During the winter of 2018, the KFPD were also instrumental in facilitating the visit of the disabled athletes from the DPRK who travelled to the South to participate in the Winter Paralympics, a hugely symbolic and powerful event which united athletes from the north and south as well as the rest of the world.
The Korean Art Association of the Disabled, comprised of blind, deaf, and physically disabled artists and performers, toured the United Kingdom in the summer of 2017; you can find a sample of their performance here:
How can we help?
As a signatory to the UN Convention on the Rights of Persons with Disabilities (2016) the DPRK is taking steps towards safeguarding the rights of disabled persons and providing equality of access and opportunity. Of course, there is also much more that can be done.
One of the biggest problems disabled people face in the DPRK is ease-of-access. Many buildings and public facilities are not friendly for those with disabilities. This includes improving step-free access for those in wheelchairs and introducing new technology to schools, hospitals and other public spaces which are disability friendly.
The biggest project in the pipeline for 2019 is a sanatorium which will be constructed in Pyongyang, serving as a national rehabilitation hub for those with disabilities. Covering over 22,000 square metres, the planned sanatorium will be a multi-functional, barrier-free environment with modern rehabilitation facilities aimed at providing the best care and nurture. Alongside this, the KFPD plans to purchase specially adapted cars which will come equipped with modern assistance devices to ease the transport and mobility of those with disabilities.
Where does my donation go?
100% goes directly to the charity. Furthermore, you can specify where you wish to direct your donation (education, rehabilitation, arts, logistics, training, etc.) and even travel to the KFPD Headquarters to meet face-to-face with the people you are supporting.
If you are interested in making a donation, or wish to find out more information, please contact us directly.
You can read more information about the work of the KFPD in the following PDF brochures:

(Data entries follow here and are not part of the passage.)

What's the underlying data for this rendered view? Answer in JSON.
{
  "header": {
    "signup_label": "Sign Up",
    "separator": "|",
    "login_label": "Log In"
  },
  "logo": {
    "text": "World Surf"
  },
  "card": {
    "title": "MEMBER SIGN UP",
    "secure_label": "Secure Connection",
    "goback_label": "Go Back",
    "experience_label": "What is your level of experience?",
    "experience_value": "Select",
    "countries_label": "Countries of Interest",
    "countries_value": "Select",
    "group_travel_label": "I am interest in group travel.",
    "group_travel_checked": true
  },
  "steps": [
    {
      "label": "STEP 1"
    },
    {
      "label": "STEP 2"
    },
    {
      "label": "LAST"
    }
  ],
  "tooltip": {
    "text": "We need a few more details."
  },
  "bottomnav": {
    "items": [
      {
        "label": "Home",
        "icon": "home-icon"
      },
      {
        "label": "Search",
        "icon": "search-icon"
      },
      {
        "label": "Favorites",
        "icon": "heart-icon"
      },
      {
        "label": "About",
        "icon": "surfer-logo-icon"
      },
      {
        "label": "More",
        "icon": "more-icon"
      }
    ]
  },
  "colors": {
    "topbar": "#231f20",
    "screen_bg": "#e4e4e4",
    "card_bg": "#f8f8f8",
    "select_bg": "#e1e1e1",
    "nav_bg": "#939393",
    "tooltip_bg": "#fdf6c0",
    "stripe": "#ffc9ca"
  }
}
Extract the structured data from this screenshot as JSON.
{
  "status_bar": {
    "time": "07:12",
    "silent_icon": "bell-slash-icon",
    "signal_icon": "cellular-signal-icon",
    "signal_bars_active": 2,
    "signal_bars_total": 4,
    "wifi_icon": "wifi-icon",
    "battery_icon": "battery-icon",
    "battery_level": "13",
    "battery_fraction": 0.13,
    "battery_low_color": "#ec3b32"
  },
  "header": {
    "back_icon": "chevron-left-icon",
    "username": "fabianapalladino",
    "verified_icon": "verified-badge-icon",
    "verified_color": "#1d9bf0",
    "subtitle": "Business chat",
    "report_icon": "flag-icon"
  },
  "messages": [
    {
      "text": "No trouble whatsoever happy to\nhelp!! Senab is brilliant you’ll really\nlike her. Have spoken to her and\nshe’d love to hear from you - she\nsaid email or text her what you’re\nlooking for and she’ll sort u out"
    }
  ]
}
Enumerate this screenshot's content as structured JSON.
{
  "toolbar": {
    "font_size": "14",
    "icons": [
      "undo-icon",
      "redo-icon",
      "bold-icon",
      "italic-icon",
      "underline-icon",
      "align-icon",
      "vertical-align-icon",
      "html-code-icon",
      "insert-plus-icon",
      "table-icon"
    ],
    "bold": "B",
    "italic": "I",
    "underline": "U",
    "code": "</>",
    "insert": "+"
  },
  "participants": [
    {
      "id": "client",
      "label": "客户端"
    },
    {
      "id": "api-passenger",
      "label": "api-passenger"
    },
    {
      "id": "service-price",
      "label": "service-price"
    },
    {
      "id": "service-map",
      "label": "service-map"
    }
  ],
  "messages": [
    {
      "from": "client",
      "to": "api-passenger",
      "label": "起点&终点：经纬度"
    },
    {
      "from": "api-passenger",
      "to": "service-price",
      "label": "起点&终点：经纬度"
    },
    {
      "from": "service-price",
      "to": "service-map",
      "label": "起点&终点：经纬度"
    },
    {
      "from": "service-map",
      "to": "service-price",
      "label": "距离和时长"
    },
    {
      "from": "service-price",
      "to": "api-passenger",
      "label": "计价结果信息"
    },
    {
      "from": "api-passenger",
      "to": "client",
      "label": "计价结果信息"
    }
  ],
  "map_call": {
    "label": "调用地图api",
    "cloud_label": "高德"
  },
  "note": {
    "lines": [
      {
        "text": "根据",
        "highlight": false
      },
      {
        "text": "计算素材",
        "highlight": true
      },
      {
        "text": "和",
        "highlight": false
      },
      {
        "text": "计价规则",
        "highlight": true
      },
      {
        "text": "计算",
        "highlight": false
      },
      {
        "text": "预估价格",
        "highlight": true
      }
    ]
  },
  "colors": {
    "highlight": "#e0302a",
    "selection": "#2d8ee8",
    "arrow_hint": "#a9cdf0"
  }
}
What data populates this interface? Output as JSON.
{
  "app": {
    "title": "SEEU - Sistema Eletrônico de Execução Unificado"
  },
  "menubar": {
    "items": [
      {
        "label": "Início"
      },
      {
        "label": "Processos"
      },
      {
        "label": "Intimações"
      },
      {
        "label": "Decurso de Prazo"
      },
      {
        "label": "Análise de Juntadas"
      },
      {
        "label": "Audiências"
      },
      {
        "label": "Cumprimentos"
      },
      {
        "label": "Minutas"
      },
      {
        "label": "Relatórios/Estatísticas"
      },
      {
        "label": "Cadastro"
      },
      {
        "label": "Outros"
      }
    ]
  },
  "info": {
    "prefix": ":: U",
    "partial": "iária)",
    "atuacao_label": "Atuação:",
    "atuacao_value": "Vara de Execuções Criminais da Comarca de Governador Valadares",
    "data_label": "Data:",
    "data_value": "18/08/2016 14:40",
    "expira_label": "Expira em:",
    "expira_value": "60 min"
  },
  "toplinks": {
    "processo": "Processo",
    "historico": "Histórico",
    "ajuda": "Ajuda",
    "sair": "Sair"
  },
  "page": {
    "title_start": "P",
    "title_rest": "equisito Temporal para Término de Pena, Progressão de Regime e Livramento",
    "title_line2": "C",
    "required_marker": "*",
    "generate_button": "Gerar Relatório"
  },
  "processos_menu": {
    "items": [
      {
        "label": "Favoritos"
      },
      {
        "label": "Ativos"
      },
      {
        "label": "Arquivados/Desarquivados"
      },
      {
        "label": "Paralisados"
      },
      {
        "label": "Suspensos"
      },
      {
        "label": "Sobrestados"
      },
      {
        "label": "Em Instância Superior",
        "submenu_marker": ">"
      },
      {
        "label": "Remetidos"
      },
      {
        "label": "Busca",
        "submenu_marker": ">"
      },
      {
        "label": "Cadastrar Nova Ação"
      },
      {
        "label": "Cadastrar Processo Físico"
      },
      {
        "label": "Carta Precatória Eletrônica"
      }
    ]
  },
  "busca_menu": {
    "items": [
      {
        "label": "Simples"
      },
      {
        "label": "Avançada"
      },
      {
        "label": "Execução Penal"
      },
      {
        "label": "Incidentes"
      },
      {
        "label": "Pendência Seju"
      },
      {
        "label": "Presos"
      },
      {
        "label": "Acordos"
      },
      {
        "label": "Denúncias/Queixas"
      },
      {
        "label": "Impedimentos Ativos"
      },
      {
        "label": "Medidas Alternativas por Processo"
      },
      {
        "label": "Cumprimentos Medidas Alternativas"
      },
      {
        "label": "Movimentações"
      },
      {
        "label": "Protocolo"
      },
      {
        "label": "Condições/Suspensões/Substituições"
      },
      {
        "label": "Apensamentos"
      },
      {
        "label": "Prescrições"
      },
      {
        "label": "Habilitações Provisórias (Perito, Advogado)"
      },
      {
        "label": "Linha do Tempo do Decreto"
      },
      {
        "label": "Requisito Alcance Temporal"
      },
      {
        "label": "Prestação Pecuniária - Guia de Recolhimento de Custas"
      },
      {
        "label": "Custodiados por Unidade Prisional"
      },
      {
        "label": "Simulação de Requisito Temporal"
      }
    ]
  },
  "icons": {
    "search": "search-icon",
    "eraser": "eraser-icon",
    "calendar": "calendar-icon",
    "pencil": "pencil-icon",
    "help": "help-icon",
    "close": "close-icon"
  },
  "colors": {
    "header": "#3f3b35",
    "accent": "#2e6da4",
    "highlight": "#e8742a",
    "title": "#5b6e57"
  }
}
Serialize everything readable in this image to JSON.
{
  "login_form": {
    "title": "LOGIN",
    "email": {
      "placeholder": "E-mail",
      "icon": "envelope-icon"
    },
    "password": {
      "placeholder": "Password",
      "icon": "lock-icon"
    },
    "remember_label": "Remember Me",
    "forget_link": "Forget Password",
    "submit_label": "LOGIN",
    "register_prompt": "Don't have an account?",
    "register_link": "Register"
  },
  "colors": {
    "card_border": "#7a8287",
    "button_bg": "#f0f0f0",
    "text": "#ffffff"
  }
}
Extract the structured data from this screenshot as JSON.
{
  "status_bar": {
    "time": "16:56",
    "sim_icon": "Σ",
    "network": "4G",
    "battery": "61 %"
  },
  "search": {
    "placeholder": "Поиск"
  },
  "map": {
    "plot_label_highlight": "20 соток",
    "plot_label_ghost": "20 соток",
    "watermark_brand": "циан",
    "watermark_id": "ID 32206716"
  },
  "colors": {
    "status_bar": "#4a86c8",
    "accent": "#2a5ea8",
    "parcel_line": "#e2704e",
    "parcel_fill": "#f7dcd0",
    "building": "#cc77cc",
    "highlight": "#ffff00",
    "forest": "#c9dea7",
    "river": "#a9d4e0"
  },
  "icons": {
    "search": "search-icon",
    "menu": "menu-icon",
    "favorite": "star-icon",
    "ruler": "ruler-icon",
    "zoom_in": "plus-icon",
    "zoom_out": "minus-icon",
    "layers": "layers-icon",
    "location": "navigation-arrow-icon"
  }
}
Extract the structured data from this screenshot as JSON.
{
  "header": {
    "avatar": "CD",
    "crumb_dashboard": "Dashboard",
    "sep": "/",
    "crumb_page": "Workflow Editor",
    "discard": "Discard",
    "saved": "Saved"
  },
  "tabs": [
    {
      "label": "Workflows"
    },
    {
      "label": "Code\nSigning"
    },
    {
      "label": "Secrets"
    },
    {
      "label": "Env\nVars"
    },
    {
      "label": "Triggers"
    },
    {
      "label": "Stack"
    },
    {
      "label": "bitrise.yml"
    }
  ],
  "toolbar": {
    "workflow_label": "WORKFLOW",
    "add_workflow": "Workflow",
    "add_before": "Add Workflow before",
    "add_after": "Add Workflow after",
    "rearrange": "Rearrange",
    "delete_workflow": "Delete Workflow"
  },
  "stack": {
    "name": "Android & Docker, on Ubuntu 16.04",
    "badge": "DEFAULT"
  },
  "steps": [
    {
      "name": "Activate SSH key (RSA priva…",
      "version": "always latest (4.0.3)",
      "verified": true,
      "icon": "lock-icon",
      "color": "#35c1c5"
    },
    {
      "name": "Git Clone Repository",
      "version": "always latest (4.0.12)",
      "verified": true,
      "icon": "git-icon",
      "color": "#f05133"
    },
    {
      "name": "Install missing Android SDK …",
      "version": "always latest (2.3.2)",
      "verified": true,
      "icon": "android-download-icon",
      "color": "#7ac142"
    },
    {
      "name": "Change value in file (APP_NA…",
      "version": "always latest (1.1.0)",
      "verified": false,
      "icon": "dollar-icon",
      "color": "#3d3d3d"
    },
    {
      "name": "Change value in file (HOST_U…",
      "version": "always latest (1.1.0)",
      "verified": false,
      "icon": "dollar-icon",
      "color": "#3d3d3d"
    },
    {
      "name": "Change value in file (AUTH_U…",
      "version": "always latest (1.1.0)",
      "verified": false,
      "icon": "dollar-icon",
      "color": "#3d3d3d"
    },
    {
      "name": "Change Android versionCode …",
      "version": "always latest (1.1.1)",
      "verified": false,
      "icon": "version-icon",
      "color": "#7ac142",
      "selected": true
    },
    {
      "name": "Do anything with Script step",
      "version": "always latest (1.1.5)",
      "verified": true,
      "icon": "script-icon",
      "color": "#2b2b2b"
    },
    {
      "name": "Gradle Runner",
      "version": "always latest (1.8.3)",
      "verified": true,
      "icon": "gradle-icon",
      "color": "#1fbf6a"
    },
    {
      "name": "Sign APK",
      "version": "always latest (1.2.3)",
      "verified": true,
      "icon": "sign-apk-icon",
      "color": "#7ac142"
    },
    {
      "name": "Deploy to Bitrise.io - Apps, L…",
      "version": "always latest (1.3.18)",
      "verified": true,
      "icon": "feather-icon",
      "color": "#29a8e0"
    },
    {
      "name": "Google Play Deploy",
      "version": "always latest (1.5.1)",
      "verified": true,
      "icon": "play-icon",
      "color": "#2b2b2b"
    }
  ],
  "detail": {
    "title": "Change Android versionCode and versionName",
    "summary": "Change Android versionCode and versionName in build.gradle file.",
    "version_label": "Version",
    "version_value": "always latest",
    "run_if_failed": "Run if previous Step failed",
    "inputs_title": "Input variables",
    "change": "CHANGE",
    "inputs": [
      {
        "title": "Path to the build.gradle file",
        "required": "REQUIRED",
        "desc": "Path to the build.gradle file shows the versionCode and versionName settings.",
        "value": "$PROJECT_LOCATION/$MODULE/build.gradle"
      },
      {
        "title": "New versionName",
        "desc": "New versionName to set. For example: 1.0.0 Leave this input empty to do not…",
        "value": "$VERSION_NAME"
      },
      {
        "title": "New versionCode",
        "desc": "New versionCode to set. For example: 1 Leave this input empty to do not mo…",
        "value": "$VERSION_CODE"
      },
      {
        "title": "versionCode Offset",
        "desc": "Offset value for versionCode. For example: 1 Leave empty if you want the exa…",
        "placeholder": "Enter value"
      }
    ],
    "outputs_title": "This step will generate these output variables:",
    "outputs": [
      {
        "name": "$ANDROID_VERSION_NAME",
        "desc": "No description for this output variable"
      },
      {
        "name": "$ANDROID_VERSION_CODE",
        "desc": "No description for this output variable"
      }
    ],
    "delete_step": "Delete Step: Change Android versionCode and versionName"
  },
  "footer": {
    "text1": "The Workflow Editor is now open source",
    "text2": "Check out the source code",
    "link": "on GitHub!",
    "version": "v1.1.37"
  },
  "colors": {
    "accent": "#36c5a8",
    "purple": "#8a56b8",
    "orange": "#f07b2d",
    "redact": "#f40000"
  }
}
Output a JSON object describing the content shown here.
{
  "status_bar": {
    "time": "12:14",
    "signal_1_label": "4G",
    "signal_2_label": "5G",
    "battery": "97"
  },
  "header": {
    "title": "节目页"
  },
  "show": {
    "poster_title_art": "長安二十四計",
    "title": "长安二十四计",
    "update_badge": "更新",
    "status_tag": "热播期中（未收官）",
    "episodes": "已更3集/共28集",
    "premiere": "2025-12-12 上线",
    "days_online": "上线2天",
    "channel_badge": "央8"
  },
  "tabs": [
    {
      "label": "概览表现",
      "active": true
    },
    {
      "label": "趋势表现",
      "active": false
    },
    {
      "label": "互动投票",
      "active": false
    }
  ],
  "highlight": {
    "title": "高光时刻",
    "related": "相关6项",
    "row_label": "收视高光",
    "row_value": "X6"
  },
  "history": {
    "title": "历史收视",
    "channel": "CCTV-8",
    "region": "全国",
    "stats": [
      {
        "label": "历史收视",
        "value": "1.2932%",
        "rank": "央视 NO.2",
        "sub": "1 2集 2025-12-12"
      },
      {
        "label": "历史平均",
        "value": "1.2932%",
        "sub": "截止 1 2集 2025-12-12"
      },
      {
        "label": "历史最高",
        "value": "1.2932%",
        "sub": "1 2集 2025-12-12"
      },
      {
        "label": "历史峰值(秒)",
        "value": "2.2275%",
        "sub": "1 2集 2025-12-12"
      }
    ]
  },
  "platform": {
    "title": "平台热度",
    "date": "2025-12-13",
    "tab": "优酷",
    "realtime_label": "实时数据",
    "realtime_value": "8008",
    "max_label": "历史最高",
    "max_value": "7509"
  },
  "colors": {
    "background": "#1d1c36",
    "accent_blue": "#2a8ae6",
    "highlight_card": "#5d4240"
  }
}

Korean Federation for the Protection of the Disabled: Annual Report 2016
Central Committee of the Korean Federation for the Protection of the Disabled